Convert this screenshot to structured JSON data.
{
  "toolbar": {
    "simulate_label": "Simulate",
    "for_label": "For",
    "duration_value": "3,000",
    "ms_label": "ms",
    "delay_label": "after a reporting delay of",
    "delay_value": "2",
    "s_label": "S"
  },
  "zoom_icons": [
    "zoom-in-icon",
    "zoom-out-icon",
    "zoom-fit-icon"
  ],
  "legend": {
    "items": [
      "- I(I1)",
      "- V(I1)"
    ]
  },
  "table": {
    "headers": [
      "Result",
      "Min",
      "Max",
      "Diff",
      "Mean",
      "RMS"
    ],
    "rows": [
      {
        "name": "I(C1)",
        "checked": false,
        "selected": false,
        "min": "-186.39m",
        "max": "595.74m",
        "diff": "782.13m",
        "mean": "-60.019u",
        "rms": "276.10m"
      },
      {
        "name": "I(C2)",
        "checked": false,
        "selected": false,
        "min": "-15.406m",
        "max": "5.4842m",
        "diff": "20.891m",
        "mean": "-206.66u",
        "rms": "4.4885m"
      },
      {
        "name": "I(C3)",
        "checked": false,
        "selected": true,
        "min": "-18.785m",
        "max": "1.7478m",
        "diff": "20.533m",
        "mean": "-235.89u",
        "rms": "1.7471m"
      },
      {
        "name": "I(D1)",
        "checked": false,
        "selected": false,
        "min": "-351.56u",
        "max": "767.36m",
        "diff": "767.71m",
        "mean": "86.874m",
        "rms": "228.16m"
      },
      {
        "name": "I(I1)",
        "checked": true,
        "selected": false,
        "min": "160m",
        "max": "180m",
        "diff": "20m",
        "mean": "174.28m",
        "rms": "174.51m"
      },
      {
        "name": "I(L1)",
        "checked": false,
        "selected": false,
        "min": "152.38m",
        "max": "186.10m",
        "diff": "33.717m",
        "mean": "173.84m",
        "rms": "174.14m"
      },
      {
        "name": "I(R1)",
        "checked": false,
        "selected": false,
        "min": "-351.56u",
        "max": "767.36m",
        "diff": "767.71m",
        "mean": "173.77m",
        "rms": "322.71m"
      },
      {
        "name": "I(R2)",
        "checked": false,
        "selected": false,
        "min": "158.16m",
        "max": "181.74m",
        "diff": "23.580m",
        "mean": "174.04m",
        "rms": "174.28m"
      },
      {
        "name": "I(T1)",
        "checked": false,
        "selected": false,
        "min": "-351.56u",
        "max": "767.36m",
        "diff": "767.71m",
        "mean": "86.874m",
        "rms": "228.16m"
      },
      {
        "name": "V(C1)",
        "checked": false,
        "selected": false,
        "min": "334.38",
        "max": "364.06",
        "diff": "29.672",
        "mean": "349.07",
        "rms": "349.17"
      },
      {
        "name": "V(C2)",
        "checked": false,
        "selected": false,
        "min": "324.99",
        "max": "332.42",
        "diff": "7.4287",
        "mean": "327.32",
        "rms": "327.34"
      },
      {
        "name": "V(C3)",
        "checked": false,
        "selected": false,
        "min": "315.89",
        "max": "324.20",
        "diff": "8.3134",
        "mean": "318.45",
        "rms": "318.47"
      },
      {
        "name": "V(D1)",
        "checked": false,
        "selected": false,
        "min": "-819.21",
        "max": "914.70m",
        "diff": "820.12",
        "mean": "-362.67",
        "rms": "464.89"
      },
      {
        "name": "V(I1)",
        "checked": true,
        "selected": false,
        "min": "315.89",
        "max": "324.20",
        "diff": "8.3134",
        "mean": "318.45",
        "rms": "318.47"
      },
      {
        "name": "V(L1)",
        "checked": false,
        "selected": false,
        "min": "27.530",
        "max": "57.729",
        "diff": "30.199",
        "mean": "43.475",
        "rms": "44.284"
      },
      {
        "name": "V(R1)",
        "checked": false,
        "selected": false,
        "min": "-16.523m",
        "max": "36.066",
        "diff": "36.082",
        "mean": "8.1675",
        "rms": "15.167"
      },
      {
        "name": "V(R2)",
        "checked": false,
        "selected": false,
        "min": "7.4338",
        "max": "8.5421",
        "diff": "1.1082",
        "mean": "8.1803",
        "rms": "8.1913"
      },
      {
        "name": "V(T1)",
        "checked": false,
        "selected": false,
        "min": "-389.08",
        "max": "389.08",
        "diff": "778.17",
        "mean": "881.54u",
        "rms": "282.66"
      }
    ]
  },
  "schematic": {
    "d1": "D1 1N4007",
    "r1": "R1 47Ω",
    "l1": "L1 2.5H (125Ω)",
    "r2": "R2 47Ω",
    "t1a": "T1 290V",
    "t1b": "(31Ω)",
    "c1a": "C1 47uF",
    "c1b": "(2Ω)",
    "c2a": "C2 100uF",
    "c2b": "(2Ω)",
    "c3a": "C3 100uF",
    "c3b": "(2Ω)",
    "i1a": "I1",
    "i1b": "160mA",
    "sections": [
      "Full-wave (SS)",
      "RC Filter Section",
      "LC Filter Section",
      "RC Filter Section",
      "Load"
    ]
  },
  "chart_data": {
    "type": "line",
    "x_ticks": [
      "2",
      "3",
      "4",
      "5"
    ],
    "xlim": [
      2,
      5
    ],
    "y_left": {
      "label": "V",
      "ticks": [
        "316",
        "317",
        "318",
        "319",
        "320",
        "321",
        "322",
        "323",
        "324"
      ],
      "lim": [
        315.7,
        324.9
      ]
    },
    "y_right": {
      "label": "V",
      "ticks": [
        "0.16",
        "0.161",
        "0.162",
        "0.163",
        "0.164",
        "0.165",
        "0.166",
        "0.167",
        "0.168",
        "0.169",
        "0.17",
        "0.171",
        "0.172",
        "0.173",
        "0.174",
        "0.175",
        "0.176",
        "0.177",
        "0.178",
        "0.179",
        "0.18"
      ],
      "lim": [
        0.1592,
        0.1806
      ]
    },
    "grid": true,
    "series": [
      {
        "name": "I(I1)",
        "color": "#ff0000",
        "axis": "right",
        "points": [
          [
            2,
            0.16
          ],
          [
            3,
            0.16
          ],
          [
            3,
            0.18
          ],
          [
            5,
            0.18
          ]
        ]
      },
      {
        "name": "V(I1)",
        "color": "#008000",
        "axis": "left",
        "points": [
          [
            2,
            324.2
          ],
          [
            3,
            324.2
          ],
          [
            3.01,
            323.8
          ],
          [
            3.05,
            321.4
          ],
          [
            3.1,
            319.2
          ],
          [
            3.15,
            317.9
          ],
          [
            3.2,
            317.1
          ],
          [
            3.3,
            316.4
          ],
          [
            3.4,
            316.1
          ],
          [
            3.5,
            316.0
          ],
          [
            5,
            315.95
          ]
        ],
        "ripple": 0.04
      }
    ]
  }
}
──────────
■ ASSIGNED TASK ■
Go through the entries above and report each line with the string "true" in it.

■ RESULT ■
        "selected": true,
        "checked": true,
        "checked": true,
    "grid": true,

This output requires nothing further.